Published in association with the Library of Congress, this lavish volume attempts to provide a history of America's peculiar institution from the late colonial days through Reconstruction, using materials from the Library's collections to evoke the experiences of enslaved Americans. There's an astonishing compression at work here, as Osborne moves from explanations of the political zeitgeist and legal machinations that made slavery possible to the words of those affected, taken from contemporary slave narratives and the Depression-era transcripts of the Federal Writers' Project. That no one aspect of the experience can be dealt with at length means that this is of necessity an overviewnot an introduction, as the language, particularly that of the primary source materials, is too complex for that. It makes a good foundation for the many fine works that explore more thoroughly subtopics such as the Underground Railroad or plantation life. The handsome design that incorporates a bounty of archival visuals into the presentation is this book's greatest strength; the captions tie these images neatly to the overall narrative. (timeline, notes, bibliography, picture credits, index) (Nonfiction. 10-14) Copyright Kirkus Reviews, used with permission.
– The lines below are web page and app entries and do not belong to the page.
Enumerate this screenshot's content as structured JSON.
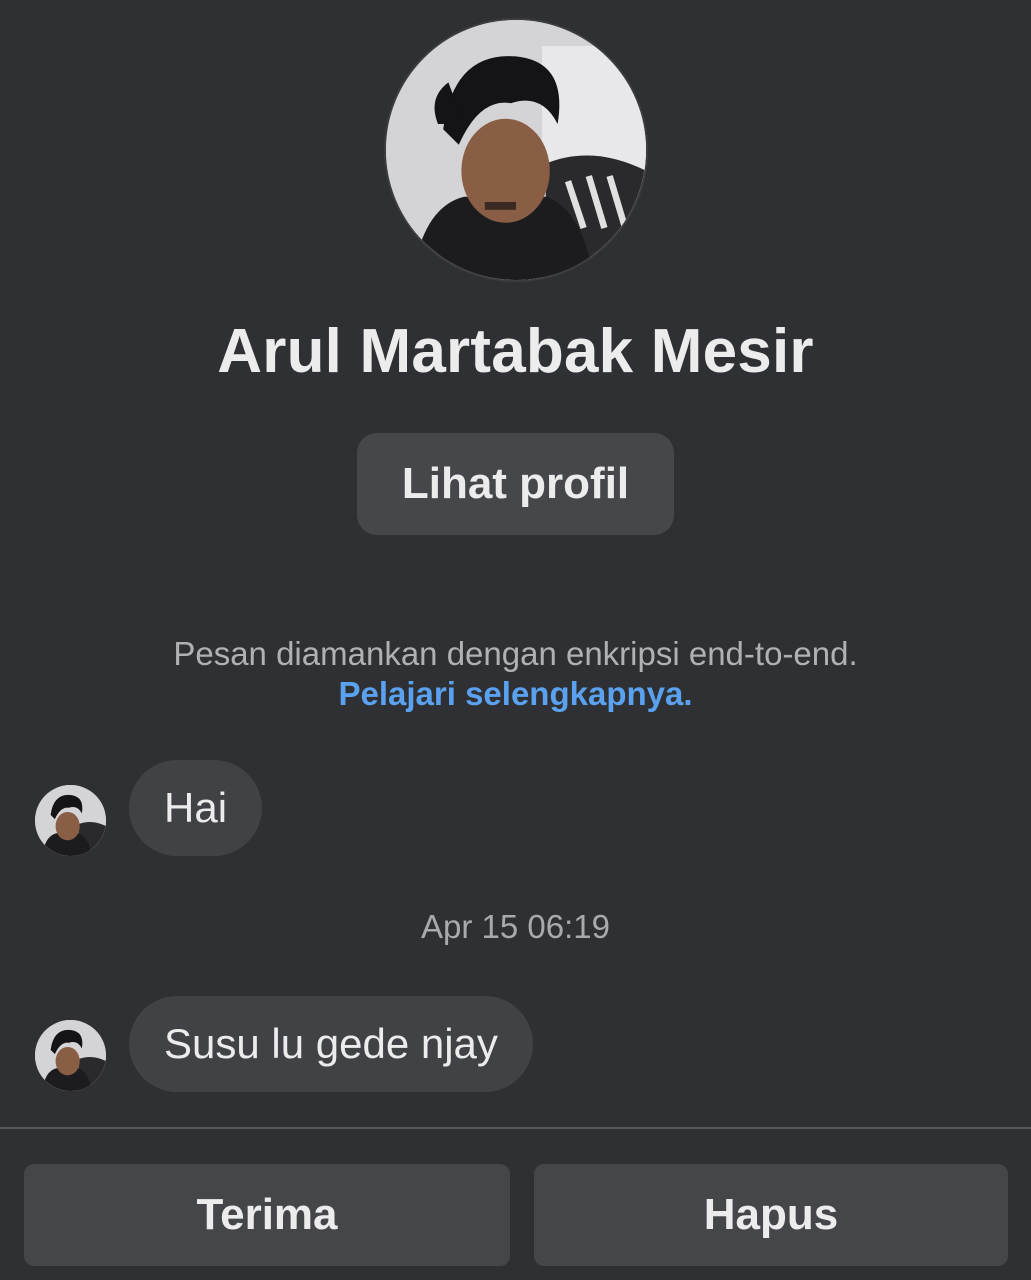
{
  "profile": {
    "name": "Arul Martabak Mesir",
    "avatar_icon": "profile-photo",
    "view_profile_label": "Lihat profil"
  },
  "encryption": {
    "note": "Pesan diamankan dengan enkripsi end-to-end.",
    "learn_more": "Pelajari selengkapnya."
  },
  "messages": [
    {
      "text": "Hai"
    },
    {
      "text": "Susu lu gede njay"
    }
  ],
  "timestamp": "Apr 15 06:19",
  "actions": {
    "accept_label": "Terima",
    "delete_label": "Hapus"
  },
  "colors": {
    "background": "#2f3033",
    "bubble": "#414246",
    "button": "#46474b",
    "link": "#5aa2f0"
  }
}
Booklist Review

*Starred Review* Published in association with the Library of Congress, where Osborne is a senior writer and editor, this fascinating, well-designed volume offers an essential introduction to the experiences of African Americans between 1800 and 1877. Osborne further narrows her topic by focusing on the lives of young people, beginning with the story of teenage sisters who escaped slavery in Washington, D.C., endured recapture, and, after winning their freedom, went on to become active abolitionists. Throughout, Osborne moves from similar, personal stories to broader historical milestones, and in highly accessible language, she provides basic background even as she challenges readers with philosophical questions: Why did the Constitution, the basic rules that govern the United States, allow slavery in the first place? This fluid exchange between political events and intimate, human stories creates a highly absorbing whole that is made even stronger by the many young peoples' first-person recollections of the time period, culled from primary source materials. These voices create a sense of immediacy that's echoed in the exceptional selection of well-reproduced visuals, including photographs, magazine illustrations, and etchings. A concise time line, source notes, and a bibliography close the chapters. This unique, powerful, and clear overview contains valuable insights for readers of all ages and backgrounds.--Engberg, Gillian Copyright 2009 Booklist